I could work on these paintings for another year, but I think that happens with any painter, you just continue to find those picky details. It is nice to come to a spot where you can stop. I’m happy with it. I have 54 paintings. Two of them are 6x8 ft and a completely different style, more detailed and colorful. Two are 4x8 ft and there are 48 smaller paintings. There is also installation, we built a shanty-town tattoo booth with some voyeur holes where Jon and Zack from Uptown Tattoo will be doing free tattoos at the opening. I masonited one of the walls so I could do some more on-site painting. But, as far as the body of work, I’m proud of it. I can find flaws and look for things I would change, but you always do that as an artist.
The final exhibit includes various mediums, large scale and small scale work, fabrics, installations, collaborations, cupcakes, videos, tattoo artists, etc. In recreating the content from the sketchbooks you’ve created a whole inspired empire. Do you think that losing the notebooks in some way has given you this freedom to explore?

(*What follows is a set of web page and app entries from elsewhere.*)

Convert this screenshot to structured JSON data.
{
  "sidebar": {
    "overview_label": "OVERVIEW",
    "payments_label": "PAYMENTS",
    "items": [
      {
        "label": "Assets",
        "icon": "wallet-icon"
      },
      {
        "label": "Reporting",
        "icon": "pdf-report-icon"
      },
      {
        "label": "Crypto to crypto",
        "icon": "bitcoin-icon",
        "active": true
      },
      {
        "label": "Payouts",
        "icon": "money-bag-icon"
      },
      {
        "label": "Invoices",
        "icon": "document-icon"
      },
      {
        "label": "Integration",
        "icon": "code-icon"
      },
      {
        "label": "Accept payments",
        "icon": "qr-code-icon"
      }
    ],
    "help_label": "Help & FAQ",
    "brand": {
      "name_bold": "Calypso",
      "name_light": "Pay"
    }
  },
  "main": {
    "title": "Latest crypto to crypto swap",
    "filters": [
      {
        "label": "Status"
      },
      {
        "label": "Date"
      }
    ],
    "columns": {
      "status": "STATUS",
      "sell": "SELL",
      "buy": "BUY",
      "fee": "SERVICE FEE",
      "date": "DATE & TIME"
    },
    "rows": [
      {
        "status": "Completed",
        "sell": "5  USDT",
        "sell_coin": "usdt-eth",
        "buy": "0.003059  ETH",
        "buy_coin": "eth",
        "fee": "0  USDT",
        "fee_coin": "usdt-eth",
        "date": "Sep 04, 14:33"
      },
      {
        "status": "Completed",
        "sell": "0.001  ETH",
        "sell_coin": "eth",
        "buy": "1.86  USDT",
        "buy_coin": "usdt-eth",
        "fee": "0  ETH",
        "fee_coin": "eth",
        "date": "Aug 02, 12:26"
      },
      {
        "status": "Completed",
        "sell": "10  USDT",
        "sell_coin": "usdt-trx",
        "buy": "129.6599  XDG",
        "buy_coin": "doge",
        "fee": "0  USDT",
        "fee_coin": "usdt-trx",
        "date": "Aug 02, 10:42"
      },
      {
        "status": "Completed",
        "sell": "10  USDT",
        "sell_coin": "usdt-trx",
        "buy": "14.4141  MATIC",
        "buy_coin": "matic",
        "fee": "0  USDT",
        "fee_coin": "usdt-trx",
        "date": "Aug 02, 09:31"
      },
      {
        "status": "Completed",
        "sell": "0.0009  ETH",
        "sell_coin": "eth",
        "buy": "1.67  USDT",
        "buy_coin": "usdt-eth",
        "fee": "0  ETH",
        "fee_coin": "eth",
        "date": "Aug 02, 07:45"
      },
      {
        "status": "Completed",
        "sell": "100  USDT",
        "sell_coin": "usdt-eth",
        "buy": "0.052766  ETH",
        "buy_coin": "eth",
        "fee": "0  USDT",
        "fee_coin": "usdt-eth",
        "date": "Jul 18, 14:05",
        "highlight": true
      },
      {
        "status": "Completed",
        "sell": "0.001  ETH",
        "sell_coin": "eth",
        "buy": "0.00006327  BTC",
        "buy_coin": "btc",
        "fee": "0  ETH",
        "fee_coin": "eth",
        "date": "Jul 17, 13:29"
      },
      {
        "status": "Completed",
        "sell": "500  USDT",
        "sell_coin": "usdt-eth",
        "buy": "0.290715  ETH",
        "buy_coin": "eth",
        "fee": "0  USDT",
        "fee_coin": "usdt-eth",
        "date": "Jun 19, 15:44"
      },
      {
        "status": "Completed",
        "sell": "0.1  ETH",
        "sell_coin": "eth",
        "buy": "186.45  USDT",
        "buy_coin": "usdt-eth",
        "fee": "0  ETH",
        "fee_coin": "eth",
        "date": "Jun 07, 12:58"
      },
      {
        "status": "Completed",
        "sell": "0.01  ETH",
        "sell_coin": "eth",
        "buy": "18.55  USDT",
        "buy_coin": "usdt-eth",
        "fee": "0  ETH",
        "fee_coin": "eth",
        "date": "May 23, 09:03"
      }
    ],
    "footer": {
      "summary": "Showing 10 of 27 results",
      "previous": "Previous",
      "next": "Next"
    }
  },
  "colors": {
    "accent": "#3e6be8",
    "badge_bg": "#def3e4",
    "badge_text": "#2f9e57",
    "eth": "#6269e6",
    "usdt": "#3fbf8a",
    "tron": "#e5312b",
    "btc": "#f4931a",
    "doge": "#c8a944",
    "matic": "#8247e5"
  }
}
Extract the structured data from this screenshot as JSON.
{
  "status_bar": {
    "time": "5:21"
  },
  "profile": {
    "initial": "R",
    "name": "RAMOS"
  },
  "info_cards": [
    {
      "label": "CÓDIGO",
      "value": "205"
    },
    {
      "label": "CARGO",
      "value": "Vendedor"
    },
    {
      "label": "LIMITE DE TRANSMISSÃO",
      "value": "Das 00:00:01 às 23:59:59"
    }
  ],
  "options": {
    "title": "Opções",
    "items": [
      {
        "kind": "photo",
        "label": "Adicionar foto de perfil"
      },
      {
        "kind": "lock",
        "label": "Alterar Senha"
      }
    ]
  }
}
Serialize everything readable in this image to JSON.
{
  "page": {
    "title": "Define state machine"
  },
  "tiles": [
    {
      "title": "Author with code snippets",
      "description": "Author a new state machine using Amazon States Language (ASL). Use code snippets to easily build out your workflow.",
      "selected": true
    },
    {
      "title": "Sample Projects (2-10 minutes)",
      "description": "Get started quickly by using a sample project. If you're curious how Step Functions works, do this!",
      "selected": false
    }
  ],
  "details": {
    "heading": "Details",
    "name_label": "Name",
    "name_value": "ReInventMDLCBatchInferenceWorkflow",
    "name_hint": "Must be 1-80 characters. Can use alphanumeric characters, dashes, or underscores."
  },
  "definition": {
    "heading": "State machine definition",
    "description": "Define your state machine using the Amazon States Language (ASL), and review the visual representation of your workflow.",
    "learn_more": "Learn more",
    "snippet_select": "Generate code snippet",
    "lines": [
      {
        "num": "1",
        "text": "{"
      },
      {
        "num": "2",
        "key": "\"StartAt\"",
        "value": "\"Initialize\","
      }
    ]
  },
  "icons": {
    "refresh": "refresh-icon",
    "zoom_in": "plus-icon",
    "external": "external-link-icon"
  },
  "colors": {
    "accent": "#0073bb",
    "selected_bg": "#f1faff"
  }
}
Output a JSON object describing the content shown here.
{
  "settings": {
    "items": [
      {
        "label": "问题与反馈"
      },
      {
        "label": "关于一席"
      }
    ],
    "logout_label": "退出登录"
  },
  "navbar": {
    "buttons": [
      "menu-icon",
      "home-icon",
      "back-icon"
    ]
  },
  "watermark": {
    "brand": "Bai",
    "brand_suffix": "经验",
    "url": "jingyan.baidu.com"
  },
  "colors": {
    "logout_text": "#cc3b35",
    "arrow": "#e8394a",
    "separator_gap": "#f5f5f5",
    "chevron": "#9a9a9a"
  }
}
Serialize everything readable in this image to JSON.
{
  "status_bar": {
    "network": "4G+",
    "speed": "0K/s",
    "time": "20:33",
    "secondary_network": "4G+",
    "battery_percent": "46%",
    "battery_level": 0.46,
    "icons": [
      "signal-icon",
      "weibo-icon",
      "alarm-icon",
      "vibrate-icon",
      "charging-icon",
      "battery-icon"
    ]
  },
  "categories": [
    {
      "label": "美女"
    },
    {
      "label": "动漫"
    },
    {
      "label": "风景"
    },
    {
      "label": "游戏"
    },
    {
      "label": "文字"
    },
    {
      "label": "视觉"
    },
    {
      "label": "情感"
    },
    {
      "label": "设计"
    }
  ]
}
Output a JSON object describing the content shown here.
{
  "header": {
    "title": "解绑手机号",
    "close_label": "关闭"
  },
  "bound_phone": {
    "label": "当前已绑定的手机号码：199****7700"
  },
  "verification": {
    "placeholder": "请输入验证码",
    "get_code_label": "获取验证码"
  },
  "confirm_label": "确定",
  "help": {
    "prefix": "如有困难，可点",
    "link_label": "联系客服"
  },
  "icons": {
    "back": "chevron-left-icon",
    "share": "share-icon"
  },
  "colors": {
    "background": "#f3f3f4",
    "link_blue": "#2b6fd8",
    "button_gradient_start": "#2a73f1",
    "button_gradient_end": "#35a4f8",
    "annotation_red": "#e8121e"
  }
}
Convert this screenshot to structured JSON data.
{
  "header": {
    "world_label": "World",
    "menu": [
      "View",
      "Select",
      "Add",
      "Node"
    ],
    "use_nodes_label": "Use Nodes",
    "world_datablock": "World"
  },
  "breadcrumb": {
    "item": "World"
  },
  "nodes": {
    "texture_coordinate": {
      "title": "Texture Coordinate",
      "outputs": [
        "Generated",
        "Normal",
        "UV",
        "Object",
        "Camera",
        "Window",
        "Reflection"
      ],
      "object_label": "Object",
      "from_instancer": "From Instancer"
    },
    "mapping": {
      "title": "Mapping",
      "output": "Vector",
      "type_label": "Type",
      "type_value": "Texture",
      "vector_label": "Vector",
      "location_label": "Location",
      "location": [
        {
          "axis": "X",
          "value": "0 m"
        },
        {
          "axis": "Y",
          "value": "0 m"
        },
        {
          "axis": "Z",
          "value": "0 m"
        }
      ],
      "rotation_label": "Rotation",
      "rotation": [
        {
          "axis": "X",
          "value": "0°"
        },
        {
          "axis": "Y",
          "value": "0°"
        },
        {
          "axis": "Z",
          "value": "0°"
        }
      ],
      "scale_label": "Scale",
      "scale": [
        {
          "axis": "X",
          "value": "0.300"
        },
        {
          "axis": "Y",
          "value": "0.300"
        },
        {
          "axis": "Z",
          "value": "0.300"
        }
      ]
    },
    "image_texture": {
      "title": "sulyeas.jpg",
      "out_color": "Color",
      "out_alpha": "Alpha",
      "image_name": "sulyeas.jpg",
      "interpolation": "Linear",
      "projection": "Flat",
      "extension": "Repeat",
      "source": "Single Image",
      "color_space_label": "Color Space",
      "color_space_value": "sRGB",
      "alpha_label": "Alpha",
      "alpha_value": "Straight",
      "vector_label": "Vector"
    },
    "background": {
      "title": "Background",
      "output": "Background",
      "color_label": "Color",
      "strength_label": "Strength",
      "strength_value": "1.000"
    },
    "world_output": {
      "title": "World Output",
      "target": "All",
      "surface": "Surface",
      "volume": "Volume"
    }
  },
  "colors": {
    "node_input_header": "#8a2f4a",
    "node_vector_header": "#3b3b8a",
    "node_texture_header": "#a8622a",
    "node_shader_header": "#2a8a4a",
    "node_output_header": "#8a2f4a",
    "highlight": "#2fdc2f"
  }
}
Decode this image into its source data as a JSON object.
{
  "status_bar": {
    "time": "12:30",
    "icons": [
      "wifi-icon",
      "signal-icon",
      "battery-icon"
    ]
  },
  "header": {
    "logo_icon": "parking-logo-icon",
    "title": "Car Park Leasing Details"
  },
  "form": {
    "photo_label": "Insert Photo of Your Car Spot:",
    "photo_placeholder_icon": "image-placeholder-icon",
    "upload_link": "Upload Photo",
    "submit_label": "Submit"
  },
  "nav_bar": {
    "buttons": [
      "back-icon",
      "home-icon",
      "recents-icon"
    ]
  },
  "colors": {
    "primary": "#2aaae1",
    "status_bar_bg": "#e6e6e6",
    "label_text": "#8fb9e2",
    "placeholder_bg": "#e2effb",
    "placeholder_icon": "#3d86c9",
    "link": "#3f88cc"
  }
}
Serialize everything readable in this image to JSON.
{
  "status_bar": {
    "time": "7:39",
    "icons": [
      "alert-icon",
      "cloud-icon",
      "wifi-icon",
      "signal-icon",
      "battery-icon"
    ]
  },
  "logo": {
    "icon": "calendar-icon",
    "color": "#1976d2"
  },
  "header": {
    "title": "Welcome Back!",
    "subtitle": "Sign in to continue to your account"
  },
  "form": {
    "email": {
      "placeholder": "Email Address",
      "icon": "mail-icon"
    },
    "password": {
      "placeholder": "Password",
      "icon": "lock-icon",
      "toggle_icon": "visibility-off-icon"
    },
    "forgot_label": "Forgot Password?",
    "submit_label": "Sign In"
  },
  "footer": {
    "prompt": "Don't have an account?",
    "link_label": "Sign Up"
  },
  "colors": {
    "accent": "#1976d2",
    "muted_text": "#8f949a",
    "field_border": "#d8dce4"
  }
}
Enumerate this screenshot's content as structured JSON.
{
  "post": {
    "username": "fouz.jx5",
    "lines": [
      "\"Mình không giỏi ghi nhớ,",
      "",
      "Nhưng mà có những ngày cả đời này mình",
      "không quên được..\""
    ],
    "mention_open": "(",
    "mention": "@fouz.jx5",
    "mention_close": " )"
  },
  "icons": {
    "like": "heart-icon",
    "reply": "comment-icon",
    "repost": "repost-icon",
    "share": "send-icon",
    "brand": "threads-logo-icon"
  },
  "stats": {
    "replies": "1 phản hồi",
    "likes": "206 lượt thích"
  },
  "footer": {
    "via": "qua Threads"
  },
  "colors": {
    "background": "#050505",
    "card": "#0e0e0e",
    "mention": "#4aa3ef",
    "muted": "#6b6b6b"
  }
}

Losing the sketchbooks was the best thing ever. It got me out of a rut. It put me in the mindset of ‘just make more… you can always make more.’ The funny thing is that now I’m hoping to lose it again. I hope that I can get rid of it, ironic because I was so devastated the first time that I needed to recreate it. Now I’m recreating it to lose it again…. because hopefully it sells, and of course it will eventually be de-installed. Once it is all done, I’ll be left again with just documentation.
I’m sure summing this whole journey up into a title had to be tough. What inspired the title “Second Hand Emotion”?
Initially I came in to CO and told Wes, Kate, Joe and everybody that as cheesy as it sounds I was thinking about calling it “What’s Love Got To Do With It?” It was a bit obvious though, having to do with the love of traveling, the love from relationships, losing the sketchbooks. So Wes suggested the second line of that song, “what’s love but a second hand emotion.” Second Hand Emotion had a nice ring, fitting since it’s the second time I’m recreating these drawings. It’s about resurrecting them, about relationships, new beginnings and a second breath of air for all of this work. And if you take the acronym: S.H.E. it’s perfect because a lot of this came from “she”…in terms of my ex.
You’re two days away from opening a rather ambitious show what will go down as “Isaac Arvold: Second Hand Emotion.” Are you feeling ready for it?
When you say 2 days I get freaked out but it’ll come together. Basically everything is ready to go despite a lot of moving parts, everything seems to be falling into place.
You seem to be handling a high-pressure producer/promoter/curator/artist role well.
You should see me when I try to sleep.
Are you getting any sleep?
I go through waves. It’s hard to turn off my brain. I have notes everywhere and I keep thinking this would be a good idea… or next time I should do this or that. When do you quit? When do you turn off? I forgot to email someone something….
It’s all awesome though. I’m embracing it and feeling like a lucky guy.
Second Hand Emotion opens at CO Exhibitions on April 21 at 7pm. Show runs through May 20th.